TASK GOAL: Read through the entries below and copy each line where "JSON" turns up.
DATA SUPPLIED: Begin
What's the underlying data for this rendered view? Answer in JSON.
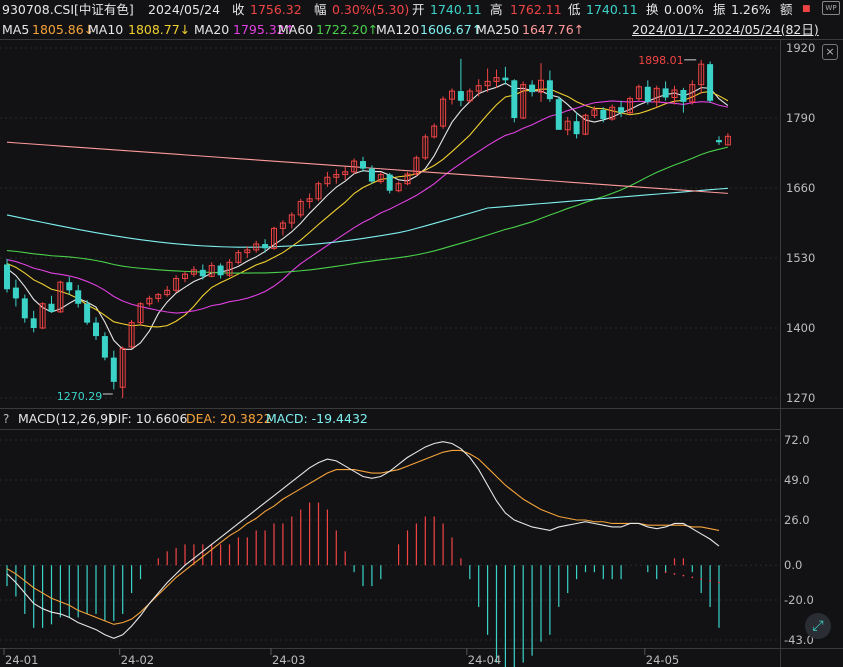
{
  "header": {
    "code": "930708.CSI[中证有色]",
    "date": "2024/05/24",
    "close_label": "收",
    "close_value": "1756.32",
    "change_label": "幅",
    "change_value": "0.30%(5.30)",
    "open_label": "开",
    "open_value": "1740.11",
    "high_label": "高",
    "high_value": "1762.11",
    "low_label": "低",
    "low_value": "1740.11",
    "turnover_label": "换",
    "turnover_value": "0.00%",
    "amplitude_label": "振",
    "amplitude_value": "1.26%",
    "amount_label": "额",
    "wp_icon": "WP"
  },
  "ma_bar": {
    "ma5_label": "MA5",
    "ma5_value": "1805.86↓",
    "ma10_label": "MA10",
    "ma10_value": "1808.77↓",
    "ma20_label": "MA20",
    "ma20_value": "1795.32↑",
    "ma60_label": "MA60",
    "ma60_value": "1722.20↑",
    "ma120_label": "MA120",
    "ma120_value": "1606.67↑",
    "ma250_label": "MA250",
    "ma250_value": "1647.76↑",
    "range": "2024/01/17-2024/05/24(82日)",
    "close_icon": "×"
  },
  "macd_bar": {
    "help": "?",
    "title": "MACD(12,26,9)",
    "dif_label": "DIF: 10.6606",
    "dea_label": "DEA: 20.3822",
    "macd_label": "MACD: -19.4432"
  },
  "chart_data": [
    {
      "type": "candlestick",
      "y_ticks": [
        "1920",
        "1790",
        "1660",
        "1530",
        "1400",
        "1270"
      ],
      "ylim": [
        1250,
        1935
      ],
      "annotations": [
        {
          "label": "1898.01"
        },
        {
          "label": "1270.29"
        }
      ],
      "colors": {
        "up": "#f04444",
        "down": "#3bd3c8",
        "ma5": "#e6e6e6",
        "ma10": "#f0d030",
        "ma20": "#e040e0",
        "ma60": "#4ad04a",
        "ma120": "#7ff0f0",
        "ma250": "#ff9a9a"
      },
      "candles": [
        [
          1518,
          1528,
          1466,
          1472
        ],
        [
          1475,
          1490,
          1440,
          1455
        ],
        [
          1455,
          1462,
          1410,
          1418
        ],
        [
          1418,
          1432,
          1392,
          1400
        ],
        [
          1400,
          1448,
          1398,
          1445
        ],
        [
          1445,
          1460,
          1428,
          1430
        ],
        [
          1430,
          1488,
          1428,
          1485
        ],
        [
          1485,
          1495,
          1462,
          1470
        ],
        [
          1470,
          1480,
          1438,
          1445
        ],
        [
          1445,
          1452,
          1406,
          1410
        ],
        [
          1410,
          1420,
          1378,
          1385
        ],
        [
          1385,
          1392,
          1340,
          1345
        ],
        [
          1345,
          1358,
          1286,
          1300
        ],
        [
          1290,
          1366,
          1270,
          1362
        ],
        [
          1365,
          1415,
          1362,
          1410
        ],
        [
          1410,
          1448,
          1405,
          1445
        ],
        [
          1445,
          1460,
          1440,
          1455
        ],
        [
          1455,
          1465,
          1448,
          1462
        ],
        [
          1462,
          1478,
          1458,
          1470
        ],
        [
          1470,
          1498,
          1466,
          1492
        ],
        [
          1492,
          1505,
          1485,
          1500
        ],
        [
          1500,
          1515,
          1495,
          1508
        ],
        [
          1508,
          1518,
          1490,
          1496
        ],
        [
          1496,
          1522,
          1494,
          1516
        ],
        [
          1516,
          1520,
          1492,
          1498
        ],
        [
          1498,
          1528,
          1495,
          1522
        ],
        [
          1522,
          1545,
          1518,
          1540
        ],
        [
          1540,
          1552,
          1530,
          1545
        ],
        [
          1545,
          1562,
          1540,
          1556
        ],
        [
          1556,
          1565,
          1540,
          1548
        ],
        [
          1548,
          1588,
          1545,
          1585
        ],
        [
          1585,
          1600,
          1572,
          1595
        ],
        [
          1595,
          1615,
          1585,
          1610
        ],
        [
          1610,
          1640,
          1605,
          1635
        ],
        [
          1635,
          1650,
          1622,
          1640
        ],
        [
          1640,
          1672,
          1636,
          1668
        ],
        [
          1668,
          1690,
          1662,
          1680
        ],
        [
          1680,
          1695,
          1668,
          1685
        ],
        [
          1685,
          1700,
          1675,
          1690
        ],
        [
          1690,
          1715,
          1686,
          1710
        ],
        [
          1710,
          1718,
          1690,
          1696
        ],
        [
          1696,
          1702,
          1668,
          1672
        ],
        [
          1672,
          1690,
          1668,
          1685
        ],
        [
          1685,
          1688,
          1650,
          1655
        ],
        [
          1655,
          1672,
          1652,
          1668
        ],
        [
          1668,
          1690,
          1665,
          1686
        ],
        [
          1686,
          1720,
          1682,
          1716
        ],
        [
          1716,
          1760,
          1712,
          1755
        ],
        [
          1755,
          1780,
          1752,
          1775
        ],
        [
          1775,
          1830,
          1770,
          1825
        ],
        [
          1825,
          1845,
          1815,
          1840
        ],
        [
          1840,
          1900,
          1812,
          1822
        ],
        [
          1822,
          1845,
          1818,
          1840
        ],
        [
          1840,
          1862,
          1830,
          1850
        ],
        [
          1850,
          1882,
          1838,
          1858
        ],
        [
          1858,
          1880,
          1846,
          1865
        ],
        [
          1865,
          1885,
          1852,
          1860
        ],
        [
          1860,
          1862,
          1782,
          1790
        ],
        [
          1790,
          1858,
          1788,
          1852
        ],
        [
          1852,
          1860,
          1830,
          1838
        ],
        [
          1838,
          1892,
          1820,
          1860
        ],
        [
          1860,
          1878,
          1820,
          1825
        ],
        [
          1825,
          1830,
          1770,
          1768
        ],
        [
          1768,
          1792,
          1758,
          1784
        ],
        [
          1784,
          1800,
          1752,
          1760
        ],
        [
          1760,
          1798,
          1758,
          1795
        ],
        [
          1795,
          1812,
          1790,
          1805
        ],
        [
          1805,
          1810,
          1782,
          1788
        ],
        [
          1788,
          1815,
          1785,
          1810
        ],
        [
          1810,
          1822,
          1792,
          1800
        ],
        [
          1800,
          1830,
          1796,
          1826
        ],
        [
          1826,
          1852,
          1822,
          1848
        ],
        [
          1848,
          1860,
          1815,
          1820
        ],
        [
          1820,
          1850,
          1810,
          1845
        ],
        [
          1845,
          1858,
          1822,
          1828
        ],
        [
          1828,
          1850,
          1815,
          1842
        ],
        [
          1842,
          1846,
          1800,
          1820
        ],
        [
          1820,
          1860,
          1815,
          1852
        ],
        [
          1852,
          1898,
          1835,
          1890
        ],
        [
          1890,
          1895,
          1818,
          1822
        ],
        [
          1749,
          1756,
          1740,
          1745
        ],
        [
          1740,
          1762,
          1740,
          1756
        ]
      ]
    },
    {
      "type": "macd",
      "y_ticks": [
        "72.0",
        "49.0",
        "26.0",
        "0.0",
        "-20.0",
        "-43.0"
      ],
      "ylim": [
        -43,
        72
      ],
      "x_ticks": [
        "24-01",
        "24-02",
        "24-03",
        "24-04",
        "24-05"
      ],
      "series": [
        {
          "name": "DIF",
          "color": "#e6e6e6",
          "values": [
            -5,
            -10,
            -16,
            -22,
            -25,
            -27,
            -28,
            -30,
            -33,
            -35,
            -37,
            -40,
            -42,
            -40,
            -35,
            -29,
            -22,
            -16,
            -10,
            -5,
            0,
            4,
            8,
            12,
            16,
            20,
            24,
            28,
            32,
            36,
            40,
            44,
            48,
            52,
            56,
            59,
            61,
            60,
            57,
            54,
            51,
            50,
            51,
            54,
            58,
            62,
            65,
            68,
            70,
            71,
            70,
            67,
            62,
            55,
            46,
            37,
            30,
            26,
            24,
            22,
            21,
            20,
            22,
            23,
            24,
            25,
            24,
            23,
            22,
            22,
            24,
            24,
            22,
            21,
            22,
            24,
            24,
            21,
            18,
            15,
            11
          ]
        },
        {
          "name": "DEA",
          "color": "#f5a33a",
          "values": [
            -2,
            -5,
            -9,
            -13,
            -16,
            -19,
            -21,
            -23,
            -26,
            -28,
            -30,
            -32,
            -34,
            -33,
            -31,
            -27,
            -22,
            -17,
            -12,
            -7,
            -3,
            1,
            5,
            9,
            13,
            17,
            20,
            24,
            27,
            31,
            34,
            38,
            41,
            44,
            47,
            50,
            53,
            55,
            55,
            55,
            54,
            53,
            53,
            54,
            55,
            57,
            59,
            61,
            63,
            65,
            66,
            66,
            64,
            61,
            56,
            51,
            46,
            42,
            38,
            35,
            32,
            30,
            28,
            27,
            26,
            26,
            25,
            25,
            24,
            24,
            24,
            24,
            23,
            23,
            23,
            23,
            23,
            22,
            22,
            21,
            20
          ]
        },
        {
          "name": "MACD",
          "colors": {
            "up": "#f04444",
            "down": "#3bd3c8"
          },
          "values": [
            -6,
            -9,
            -14,
            -18,
            -18,
            -17,
            -15,
            -15,
            -15,
            -14,
            -14,
            -16,
            -16,
            -14,
            -8,
            -4,
            0,
            2,
            4,
            5,
            6,
            6,
            6,
            6,
            6,
            6,
            8,
            8,
            10,
            10,
            12,
            12,
            14,
            16,
            18,
            18,
            16,
            10,
            4,
            -2,
            -6,
            -6,
            -4,
            0,
            6,
            10,
            12,
            14,
            14,
            12,
            8,
            2,
            -4,
            -12,
            -20,
            -28,
            -32,
            -32,
            -28,
            -26,
            -22,
            -20,
            -12,
            -8,
            -4,
            -2,
            -2,
            -4,
            -4,
            -4,
            0,
            0,
            -2,
            -4,
            -2,
            2,
            2,
            -2,
            -8,
            -12,
            -18
          ]
        }
      ],
      "dots": [
        -4,
        -5,
        -6,
        -7,
        -8,
        -9,
        -10
      ]
    }
  ]
}
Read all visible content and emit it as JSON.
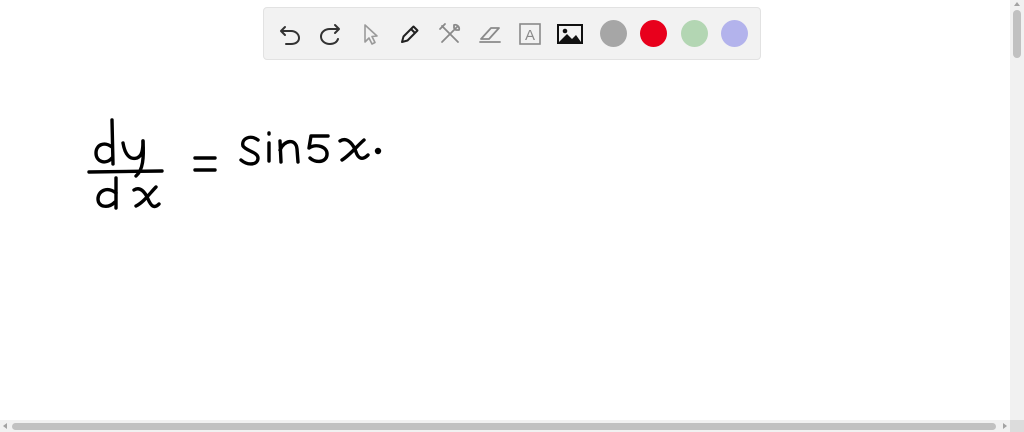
{
  "toolbar": {
    "tools": [
      {
        "name": "undo",
        "icon": "undo-icon"
      },
      {
        "name": "redo",
        "icon": "redo-icon"
      },
      {
        "name": "select",
        "icon": "pointer-icon"
      },
      {
        "name": "pen",
        "icon": "pencil-icon"
      },
      {
        "name": "tools",
        "icon": "tools-icon"
      },
      {
        "name": "eraser",
        "icon": "eraser-icon"
      },
      {
        "name": "text",
        "icon": "text-box-icon",
        "glyph": "A"
      },
      {
        "name": "image",
        "icon": "image-icon"
      }
    ],
    "colors": [
      "#a6a6a6",
      "#e8001c",
      "#b3d6b3",
      "#b3b3ec"
    ]
  },
  "canvas": {
    "handwriting": "dy/dx = sin5x."
  }
}
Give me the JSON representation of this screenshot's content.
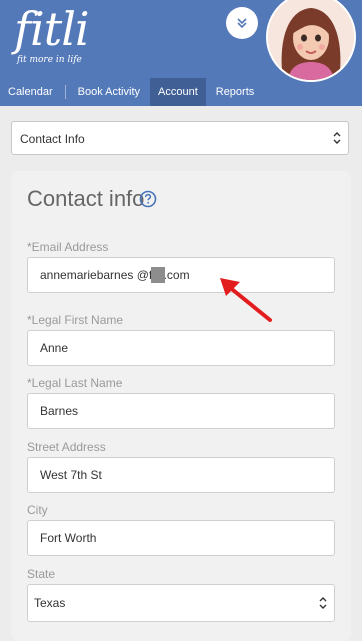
{
  "app": {
    "logo_text": "fitli",
    "tagline": "fit more in life"
  },
  "nav": {
    "items": [
      {
        "label": "Calendar",
        "active": false
      },
      {
        "label": "Book Activity",
        "active": false
      },
      {
        "label": "Account",
        "active": true
      },
      {
        "label": "Reports",
        "active": false
      }
    ]
  },
  "section_select": {
    "selected": "Contact Info"
  },
  "contact": {
    "title": "Contact info",
    "fields": [
      {
        "label": "*Email Address",
        "value": "annemariebarnes       @fitli.com"
      },
      {
        "label": "*Legal First Name",
        "value": "Anne"
      },
      {
        "label": "*Legal Last Name",
        "value": "Barnes"
      },
      {
        "label": "Street Address",
        "value": "West 7th St"
      },
      {
        "label": "City",
        "value": "Fort Worth"
      }
    ],
    "state": {
      "label": "State",
      "value": "Texas"
    }
  },
  "icons": {
    "collapse": "chevron-double-down-icon",
    "help": "question-circle-icon",
    "select": "chevron-up-down-icon"
  },
  "colors": {
    "header_bg": "#5479b8",
    "nav_active_bg": "#3f5f95",
    "help_icon": "#4a74b8",
    "annotation_arrow": "#e31d1d"
  }
}
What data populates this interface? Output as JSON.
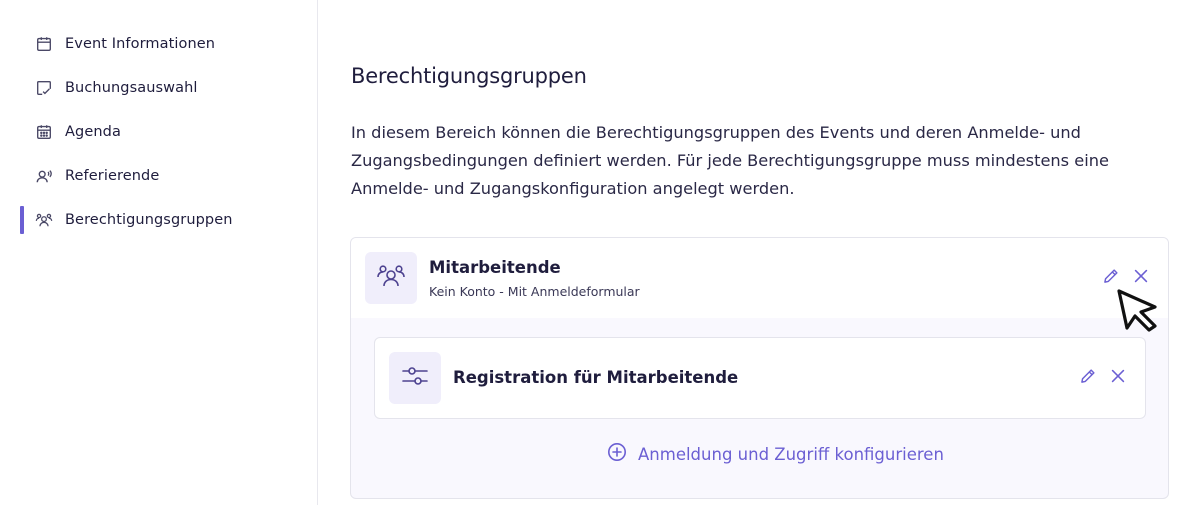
{
  "sidebar": {
    "items": [
      {
        "label": "Event Informationen",
        "icon": "calendar-icon",
        "active": false
      },
      {
        "label": "Buchungsauswahl",
        "icon": "booking-check-icon",
        "active": false
      },
      {
        "label": "Agenda",
        "icon": "agenda-calendar-icon",
        "active": false
      },
      {
        "label": "Referierende",
        "icon": "speaker-icon",
        "active": false
      },
      {
        "label": "Berechtigungsgruppen",
        "icon": "group-icon",
        "active": true
      }
    ]
  },
  "main": {
    "title": "Berechtigungsgruppen",
    "description": "In diesem Bereich können die Berechtigungsgruppen des Events und deren Anmelde- und Zugangsbedingungen definiert werden. Für jede Berechtigungsgruppe muss mindestens eine Anmelde- und Zugangskonfiguration angelegt werden.",
    "group": {
      "name": "Mitarbeitende",
      "subtitle": "Kein Konto - Mit Anmeldeformular",
      "config": {
        "name": "Registration für Mitarbeitende"
      },
      "add_label": "Anmeldung und Zugriff konfigurieren"
    }
  },
  "colors": {
    "accent": "#6b5fd3",
    "text": "#1f1d3d",
    "icon_bg": "#f0eefb"
  }
}
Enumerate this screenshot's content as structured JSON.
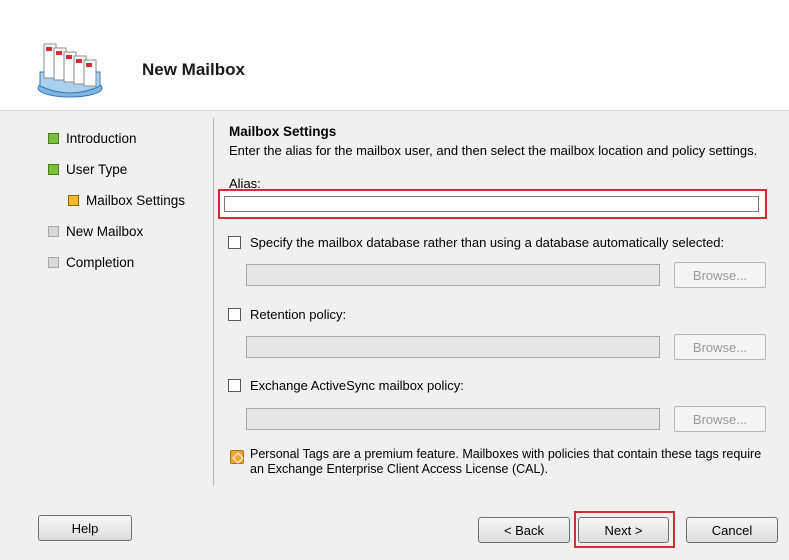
{
  "header": {
    "title": "New Mailbox",
    "icon": "mailbox-stack-icon"
  },
  "nav": {
    "items": [
      {
        "label": "Introduction",
        "state": "done"
      },
      {
        "label": "User Type",
        "state": "done"
      },
      {
        "label": "Mailbox Settings",
        "state": "current"
      },
      {
        "label": "New Mailbox",
        "state": "pending"
      },
      {
        "label": "Completion",
        "state": "pending"
      }
    ]
  },
  "content": {
    "section_title": "Mailbox Settings",
    "description": "Enter the alias for the mailbox user, and then select the mailbox location and policy settings.",
    "alias_label": "Alias:",
    "alias_value": "",
    "options": [
      {
        "label": "Specify the mailbox database rather than using a database automatically selected:",
        "checked": false,
        "browse_label": "Browse..."
      },
      {
        "label": "Retention policy:",
        "checked": false,
        "browse_label": "Browse..."
      },
      {
        "label": "Exchange ActiveSync mailbox policy:",
        "checked": false,
        "browse_label": "Browse..."
      }
    ],
    "note": "Personal Tags are a premium feature. Mailboxes with policies that contain these tags require an Exchange Enterprise Client Access License (CAL)."
  },
  "footer": {
    "help_label": "Help",
    "back_label": "< Back",
    "next_label": "Next >",
    "cancel_label": "Cancel"
  },
  "colors": {
    "highlight": "#d62b33",
    "done": "#7cbf3c",
    "current": "#f0b82a",
    "pending": "#d8d8d8"
  }
}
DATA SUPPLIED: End
ANSWER FOR THIS EXERCISE:
What's the underlying data for this rendered view? Answer in JSON.
Read all visible content and emit it as JSON.
Give me the JSON representation of this screenshot's content.
What data populates this interface? Output as JSON.
Enumerate this screenshot's content as structured JSON.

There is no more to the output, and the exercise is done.